Though these sketches are principally designed to bring into view those eminent laymen, who have written in defence of the christian religion, a number of others are in. serted, who have been celebrated for their attachment to the caufe of christianity, their fuperiour abilities, or uncommon benevolence. A larger number of others might doubtless be found equally deserving a place in this selection; but the brevity of the work, and the difficulty of procuring suitable materials, must form an apology for this omission.
In order to prevent any misrepresentation of the design of this compilation, it may
be proper to inform the reader, that these great names, and the testimonies they have given of their firm belief of the truth of christiani. ty, are not adduced to justify a reliance upon human authority, to establish the divinity of the christian system, but the evidences of revealed religion are still submitted to, and boldly challenge, the itrictest scrutiny, by the known and established rules of right reason.
“ Unbelievers," says a celebrated writer, attempt to make profelytes to infidelity, by
pressing upon the minds of the unlearned in fcripture knowledge, the authorities of Vola taire, Bolingbroke, Hume, and other deistical writers. It is proper that young persons should be furnished with a ready answer to the arguments in favour of infidelity, from the high literary character of those who profess it.” For, besides the strong evidence for the christian religion, there is probably a balance in its favour, from the number of great men who have been convinced of its truth, after a serious examination of the sub. ject.
Whilst genius and learning have often been perverted, to serve the cause of vice and infidelity, it must afford exalted pleasure to every serious believer in the christian religion, to see men of the greatest natural and acquired abilities, devoting their fuperiour talents to the defence of the sacred truths revealed in the scriptures. They may well adopt the following beautiful lines of Cowper on this occasion.
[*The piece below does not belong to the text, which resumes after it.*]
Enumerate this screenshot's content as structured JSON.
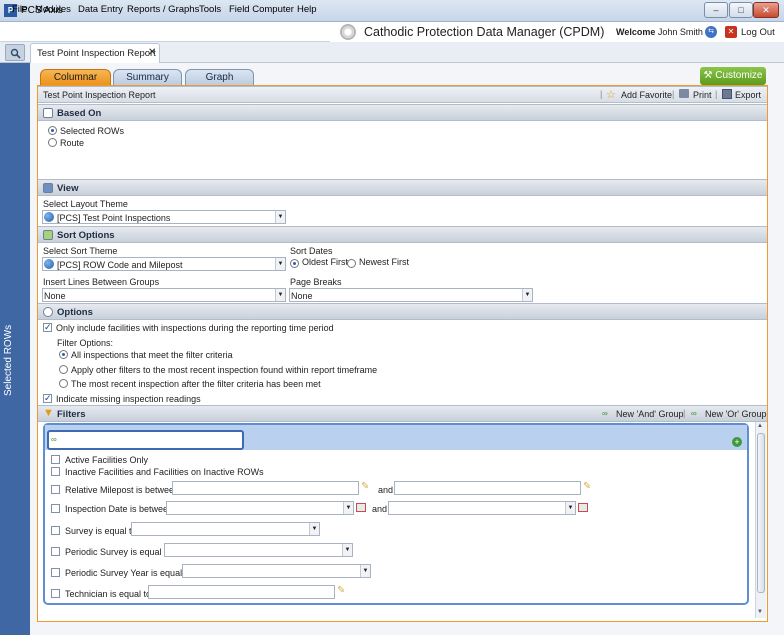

" Philosophy baptiz'd
Gives him the praise and forfeits not her own.